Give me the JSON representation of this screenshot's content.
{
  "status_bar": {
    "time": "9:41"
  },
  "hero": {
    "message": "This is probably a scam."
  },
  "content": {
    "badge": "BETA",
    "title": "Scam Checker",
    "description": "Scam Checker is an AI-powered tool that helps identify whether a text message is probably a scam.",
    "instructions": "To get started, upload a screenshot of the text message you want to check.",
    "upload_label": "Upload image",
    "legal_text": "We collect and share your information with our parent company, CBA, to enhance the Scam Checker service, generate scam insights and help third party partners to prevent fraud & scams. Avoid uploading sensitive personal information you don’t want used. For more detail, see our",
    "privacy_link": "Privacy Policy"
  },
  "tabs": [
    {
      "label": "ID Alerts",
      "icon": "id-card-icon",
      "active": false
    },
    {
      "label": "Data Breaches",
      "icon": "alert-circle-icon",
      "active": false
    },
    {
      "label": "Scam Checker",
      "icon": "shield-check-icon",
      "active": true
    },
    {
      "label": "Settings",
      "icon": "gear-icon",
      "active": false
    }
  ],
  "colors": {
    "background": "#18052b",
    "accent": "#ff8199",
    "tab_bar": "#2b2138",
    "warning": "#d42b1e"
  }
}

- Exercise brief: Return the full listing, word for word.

- Answer to this problem:
Give me the JSON representation of this screenshot's content.
{
  "status_bar": {
    "time": "9:41"
  },
  "hero": {
    "message": "This is probably a scam."
  },
  "content": {
    "badge": "BETA",
    "title": "Scam Checker",
    "description": "Scam Checker is an AI-powered tool that helps identify whether a text message is probably a scam.",
    "instructions": "To get started, upload a screenshot of the text message you want to check.",
    "upload_label": "Upload image",
    "legal_text": "We collect and share your information with our parent company, CBA, to enhance the Scam Checker service, generate scam insights and help third party partners to prevent fraud & scams. Avoid uploading sensitive personal information you don’t want used. For more detail, see our",
    "privacy_link": "Privacy Policy"
  },
  "tabs": [
    {
      "label": "ID Alerts",
      "icon": "id-card-icon",
      "active": false
    },
    {
      "label": "Data Breaches",
      "icon": "alert-circle-icon",
      "active": false
    },
    {
      "label": "Scam Checker",
      "icon": "shield-check-icon",
      "active": true
    },
    {
      "label": "Settings",
      "icon": "gear-icon",
      "active": false
    }
  ],
  "colors": {
    "background": "#18052b",
    "accent": "#ff8199",
    "tab_bar": "#2b2138",
    "warning": "#d42b1e"
  }
}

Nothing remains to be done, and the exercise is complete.